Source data
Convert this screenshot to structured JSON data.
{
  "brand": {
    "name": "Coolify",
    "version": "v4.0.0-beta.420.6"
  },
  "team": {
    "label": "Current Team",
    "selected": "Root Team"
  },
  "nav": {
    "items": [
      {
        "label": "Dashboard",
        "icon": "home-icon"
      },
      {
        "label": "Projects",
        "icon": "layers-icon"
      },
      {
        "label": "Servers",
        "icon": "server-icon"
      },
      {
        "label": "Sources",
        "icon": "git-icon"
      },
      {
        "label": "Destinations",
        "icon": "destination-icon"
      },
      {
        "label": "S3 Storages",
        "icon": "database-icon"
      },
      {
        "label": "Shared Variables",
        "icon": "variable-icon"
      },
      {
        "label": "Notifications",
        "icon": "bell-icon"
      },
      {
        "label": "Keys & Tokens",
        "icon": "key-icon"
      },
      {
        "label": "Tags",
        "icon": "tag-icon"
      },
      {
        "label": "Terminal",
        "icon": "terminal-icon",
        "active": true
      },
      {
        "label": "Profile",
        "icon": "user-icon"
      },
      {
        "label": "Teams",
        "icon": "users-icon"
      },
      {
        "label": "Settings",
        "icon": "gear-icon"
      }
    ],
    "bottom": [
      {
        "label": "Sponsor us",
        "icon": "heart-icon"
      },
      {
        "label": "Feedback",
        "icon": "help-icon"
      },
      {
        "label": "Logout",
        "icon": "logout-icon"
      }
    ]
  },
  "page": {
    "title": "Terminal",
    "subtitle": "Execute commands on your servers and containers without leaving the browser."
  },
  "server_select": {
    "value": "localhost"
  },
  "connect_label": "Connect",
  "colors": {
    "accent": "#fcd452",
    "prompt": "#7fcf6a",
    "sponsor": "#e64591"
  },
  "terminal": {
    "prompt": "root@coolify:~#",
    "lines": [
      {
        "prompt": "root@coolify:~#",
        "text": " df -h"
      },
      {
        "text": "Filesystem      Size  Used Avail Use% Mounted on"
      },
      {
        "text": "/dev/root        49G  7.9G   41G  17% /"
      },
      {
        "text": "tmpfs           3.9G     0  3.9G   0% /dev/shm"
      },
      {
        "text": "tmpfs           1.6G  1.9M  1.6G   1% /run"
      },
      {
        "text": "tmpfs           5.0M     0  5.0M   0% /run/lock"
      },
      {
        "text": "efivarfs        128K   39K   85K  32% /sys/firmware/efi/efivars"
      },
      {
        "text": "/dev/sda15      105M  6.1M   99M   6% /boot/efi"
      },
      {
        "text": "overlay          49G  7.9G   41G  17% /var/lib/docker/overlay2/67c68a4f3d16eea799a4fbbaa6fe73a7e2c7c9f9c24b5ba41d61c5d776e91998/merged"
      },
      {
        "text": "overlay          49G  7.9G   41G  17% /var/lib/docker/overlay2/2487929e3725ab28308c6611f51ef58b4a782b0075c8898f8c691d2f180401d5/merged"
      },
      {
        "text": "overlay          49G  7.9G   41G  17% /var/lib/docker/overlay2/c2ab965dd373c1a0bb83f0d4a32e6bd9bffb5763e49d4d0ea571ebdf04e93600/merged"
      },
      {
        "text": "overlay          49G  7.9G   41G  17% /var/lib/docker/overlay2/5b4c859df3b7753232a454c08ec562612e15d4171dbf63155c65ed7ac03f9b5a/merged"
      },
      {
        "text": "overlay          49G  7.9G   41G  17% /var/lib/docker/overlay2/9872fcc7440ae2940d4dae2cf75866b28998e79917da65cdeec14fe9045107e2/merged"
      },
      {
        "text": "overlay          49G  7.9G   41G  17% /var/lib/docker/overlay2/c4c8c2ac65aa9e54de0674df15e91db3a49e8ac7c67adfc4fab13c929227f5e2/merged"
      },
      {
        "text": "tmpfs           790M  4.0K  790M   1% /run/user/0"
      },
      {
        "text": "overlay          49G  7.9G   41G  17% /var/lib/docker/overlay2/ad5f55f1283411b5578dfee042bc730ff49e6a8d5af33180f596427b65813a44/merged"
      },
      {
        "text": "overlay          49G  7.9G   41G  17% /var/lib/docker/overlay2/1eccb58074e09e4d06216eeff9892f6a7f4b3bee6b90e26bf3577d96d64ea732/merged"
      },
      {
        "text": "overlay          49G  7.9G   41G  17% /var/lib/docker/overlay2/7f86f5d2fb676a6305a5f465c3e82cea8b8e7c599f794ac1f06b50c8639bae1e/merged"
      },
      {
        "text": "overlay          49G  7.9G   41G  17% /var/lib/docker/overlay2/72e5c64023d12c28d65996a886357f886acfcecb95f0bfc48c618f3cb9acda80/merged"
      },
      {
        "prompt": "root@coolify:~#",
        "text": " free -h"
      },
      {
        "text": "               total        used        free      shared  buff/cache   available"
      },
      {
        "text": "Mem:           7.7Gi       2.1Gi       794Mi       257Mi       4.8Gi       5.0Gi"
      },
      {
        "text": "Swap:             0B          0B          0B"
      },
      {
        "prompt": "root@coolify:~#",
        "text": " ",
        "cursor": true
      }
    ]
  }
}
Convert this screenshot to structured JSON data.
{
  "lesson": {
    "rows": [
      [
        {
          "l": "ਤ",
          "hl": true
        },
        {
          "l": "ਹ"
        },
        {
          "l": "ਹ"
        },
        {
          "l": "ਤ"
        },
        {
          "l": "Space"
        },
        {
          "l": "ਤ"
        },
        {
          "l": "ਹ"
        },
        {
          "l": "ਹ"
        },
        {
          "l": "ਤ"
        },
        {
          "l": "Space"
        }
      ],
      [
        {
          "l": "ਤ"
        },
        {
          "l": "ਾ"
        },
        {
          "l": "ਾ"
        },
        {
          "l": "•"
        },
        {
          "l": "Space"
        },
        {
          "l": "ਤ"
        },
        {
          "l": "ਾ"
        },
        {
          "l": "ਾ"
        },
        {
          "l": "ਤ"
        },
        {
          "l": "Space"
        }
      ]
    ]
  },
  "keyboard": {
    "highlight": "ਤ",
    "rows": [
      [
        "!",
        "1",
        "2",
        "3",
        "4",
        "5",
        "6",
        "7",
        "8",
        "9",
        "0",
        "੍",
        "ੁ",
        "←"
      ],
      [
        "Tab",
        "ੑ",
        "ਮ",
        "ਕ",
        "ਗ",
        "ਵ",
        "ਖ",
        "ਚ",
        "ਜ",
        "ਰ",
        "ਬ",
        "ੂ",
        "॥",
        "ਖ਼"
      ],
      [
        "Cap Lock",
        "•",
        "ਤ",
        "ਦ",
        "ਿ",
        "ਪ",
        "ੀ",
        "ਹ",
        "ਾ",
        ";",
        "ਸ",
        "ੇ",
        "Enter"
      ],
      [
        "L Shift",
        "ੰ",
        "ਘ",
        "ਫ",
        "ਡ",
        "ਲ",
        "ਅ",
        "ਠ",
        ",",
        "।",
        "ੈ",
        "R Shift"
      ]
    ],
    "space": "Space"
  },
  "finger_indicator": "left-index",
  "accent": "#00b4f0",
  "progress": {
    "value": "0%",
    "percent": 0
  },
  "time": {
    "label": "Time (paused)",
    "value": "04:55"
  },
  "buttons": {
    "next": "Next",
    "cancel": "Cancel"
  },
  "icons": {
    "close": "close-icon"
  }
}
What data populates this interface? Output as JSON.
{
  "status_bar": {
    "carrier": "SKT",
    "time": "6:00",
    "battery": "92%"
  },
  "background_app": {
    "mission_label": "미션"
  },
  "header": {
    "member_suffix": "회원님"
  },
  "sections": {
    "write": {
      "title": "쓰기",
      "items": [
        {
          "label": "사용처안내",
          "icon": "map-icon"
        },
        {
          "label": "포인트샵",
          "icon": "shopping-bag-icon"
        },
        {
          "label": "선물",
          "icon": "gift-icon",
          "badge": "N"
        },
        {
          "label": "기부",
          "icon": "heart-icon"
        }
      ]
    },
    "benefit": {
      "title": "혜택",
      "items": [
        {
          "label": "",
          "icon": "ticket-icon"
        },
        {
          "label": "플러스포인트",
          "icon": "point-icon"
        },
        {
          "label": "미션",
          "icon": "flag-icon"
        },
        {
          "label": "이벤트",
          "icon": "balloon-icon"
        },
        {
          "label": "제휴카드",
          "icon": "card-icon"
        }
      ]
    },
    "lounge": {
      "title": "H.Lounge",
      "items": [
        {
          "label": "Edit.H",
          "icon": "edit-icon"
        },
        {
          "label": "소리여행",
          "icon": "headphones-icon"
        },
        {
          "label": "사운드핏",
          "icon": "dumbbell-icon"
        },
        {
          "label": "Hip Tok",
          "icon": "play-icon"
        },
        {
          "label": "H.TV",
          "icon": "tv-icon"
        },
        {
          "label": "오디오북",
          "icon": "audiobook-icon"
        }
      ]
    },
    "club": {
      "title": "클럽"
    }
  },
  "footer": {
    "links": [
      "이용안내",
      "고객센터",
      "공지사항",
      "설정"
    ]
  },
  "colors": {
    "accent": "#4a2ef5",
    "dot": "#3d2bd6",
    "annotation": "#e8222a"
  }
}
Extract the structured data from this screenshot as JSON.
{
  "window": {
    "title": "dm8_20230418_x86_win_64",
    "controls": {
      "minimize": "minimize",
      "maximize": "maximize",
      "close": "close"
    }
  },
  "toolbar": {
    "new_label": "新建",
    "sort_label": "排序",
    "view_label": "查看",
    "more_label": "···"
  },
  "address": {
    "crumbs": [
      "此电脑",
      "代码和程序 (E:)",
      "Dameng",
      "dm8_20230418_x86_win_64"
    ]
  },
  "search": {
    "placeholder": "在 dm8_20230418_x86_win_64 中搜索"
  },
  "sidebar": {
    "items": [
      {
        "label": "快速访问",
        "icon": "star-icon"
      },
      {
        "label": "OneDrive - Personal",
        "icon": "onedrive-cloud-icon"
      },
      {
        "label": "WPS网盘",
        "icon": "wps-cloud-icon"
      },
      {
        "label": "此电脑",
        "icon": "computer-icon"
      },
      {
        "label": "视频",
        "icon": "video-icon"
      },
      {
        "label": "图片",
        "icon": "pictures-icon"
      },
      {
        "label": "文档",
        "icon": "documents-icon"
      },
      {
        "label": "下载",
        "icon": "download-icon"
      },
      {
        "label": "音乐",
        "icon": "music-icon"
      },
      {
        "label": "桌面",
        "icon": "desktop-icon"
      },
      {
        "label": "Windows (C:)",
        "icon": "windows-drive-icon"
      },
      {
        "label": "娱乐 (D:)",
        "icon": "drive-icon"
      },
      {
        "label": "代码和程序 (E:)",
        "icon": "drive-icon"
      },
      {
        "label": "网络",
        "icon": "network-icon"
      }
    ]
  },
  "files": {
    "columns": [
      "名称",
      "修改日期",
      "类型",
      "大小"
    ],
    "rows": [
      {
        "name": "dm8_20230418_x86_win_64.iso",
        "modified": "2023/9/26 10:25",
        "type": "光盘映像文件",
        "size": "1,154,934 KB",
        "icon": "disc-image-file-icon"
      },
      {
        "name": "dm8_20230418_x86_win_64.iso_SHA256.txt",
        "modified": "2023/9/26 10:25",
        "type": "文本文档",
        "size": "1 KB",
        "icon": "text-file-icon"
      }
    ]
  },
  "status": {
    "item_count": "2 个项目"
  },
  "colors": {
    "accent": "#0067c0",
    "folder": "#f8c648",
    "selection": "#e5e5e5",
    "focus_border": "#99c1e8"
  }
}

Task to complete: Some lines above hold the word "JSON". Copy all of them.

Written answer:
Convert this screenshot to structured JSON data.
Convert this screenshot to structured JSON data.
What data populates this interface? Output as JSON.
Extract the structured data from this screenshot as JSON.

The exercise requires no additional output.